Here’s an easy-to-use alternative that takes all those factors into account in order to make you more productive–and possibly your team, too.
The better way to tackle the items on your standard to-do list is to weight them according to three variables—seriousness, urgency, and growth:
- Seriousness: How important is this task or issue?
- Urgency: How long will it take to complete?
- Growth: Will this issue get worse if I wait to tackle it?
Now open a new spreadsheet with three columns for each of those variables. Then grade each item using “high,” “medium,” or “low” for seriousness and urgency and “yes” or “no” for growth.
From there it’s much easier to know how to prioritize your to-do items. If two items rank identically in the first column, the next column will be the tiebreaker, and so on. For those that rank identically in the “seriousness” column, use the subsequent column as a tiebreaker, and so on.
Your tasks will practically prioritize themselves, and before you know it, you’ll have turned your to-do list into an “SUG list.” Here’s an example:
Make your weekly SUG list on Monday mornings, then start each subsequent weekday by reviewing it–before you jump into email or appointments. End the week by checking your list again, reprioritizing anything you haven’t finished, and adding what you need to tackle next.
You can go further still, though. A simple SUG list can not only boost your own productivity, but it can also help you figure out how to delegate and manage tasks across your whole team–in turn, building what I call a “relationship ecosystem” for handling complex work collaboratively.
To take your SUG list from personal to collective, ask these three questions for each item:
- Is this something that only I can do?
- Are there any ways to automate this task?
- Is there an opportunity here for me to mentor others?
Let’s say your list includes “travel to Bogotá to meet new client.” By asking just that first question, you might determine that there’s someone else on your team who not only has great negotiating skills but speaks Spanish. She might be a better substitute.
The answer to the next question is a clear “no”—you can’t automate this business trip—but the third question looks like a “yes.” Not only can you remove this from your list, you can now coach your team member to take on more of these opportunities in the future.
Delegation allows you to focus on your own core strengths—the things that give you energy, excite you, reinvigorate you. And mentorship helps you gain an accurate perception of the talent on your bench, potentially even empowering others to nurture your talent pool.
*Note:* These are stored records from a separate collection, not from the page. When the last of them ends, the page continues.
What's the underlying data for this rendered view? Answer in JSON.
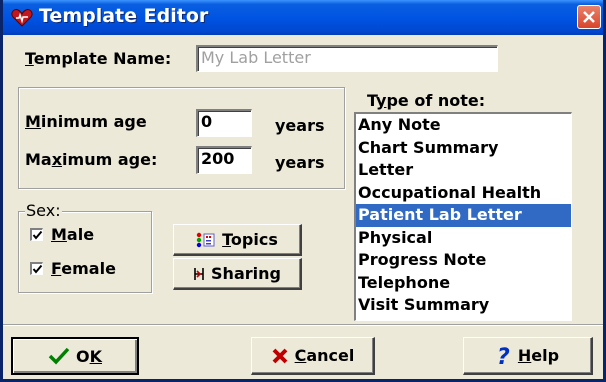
{
  "window": {
    "title": "Template Editor"
  },
  "template_name": {
    "label_prefix": "T",
    "label_rest": "emplate Name:",
    "value": "My Lab Letter"
  },
  "age": {
    "min_label_u": "M",
    "min_label_rest": "inimum age",
    "min_value": "0",
    "max_label_pre": "Ma",
    "max_label_u": "x",
    "max_label_rest": "imum age:",
    "max_value": "200",
    "unit": "years"
  },
  "sex": {
    "legend": "Sex:",
    "male_u": "M",
    "male_rest": "ale",
    "male_checked": true,
    "female_u": "F",
    "female_rest": "emale",
    "female_checked": true
  },
  "buttons": {
    "topics_u": "T",
    "topics_rest": "opics",
    "sharing": "Sharing",
    "ok_pre": "O",
    "ok_u": "K",
    "cancel_u": "C",
    "cancel_rest": "ancel",
    "help_u": "H",
    "help_rest": "elp"
  },
  "note_types": {
    "label_pre": "T",
    "label_u": "y",
    "label_rest": "pe of note:",
    "items": [
      "Any Note",
      "Chart Summary",
      "Letter",
      "Occupational Health",
      "Patient Lab Letter",
      "Physical",
      "Progress Note",
      "Telephone",
      "Visit Summary"
    ],
    "selected": "Patient Lab Letter"
  },
  "colors": {
    "title_bar": "#0054e3",
    "selection": "#316ac5",
    "face": "#ece9d8"
  },
  "icons": {
    "title": "heart-icon",
    "close": "close-icon",
    "topics": "topics-dots-icon",
    "sharing": "sharing-bracket-icon",
    "ok": "checkmark-icon",
    "cancel": "x-mark-icon",
    "help": "question-mark-icon"
  }
}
Especially in a big company, where powerlessness can hurt productivity (or worse), executives would do well to encourage more “intrapreneurial thinking” with their teams. But in order to do that, they first need a better way to prioritize their work than just sketching out a to-do list.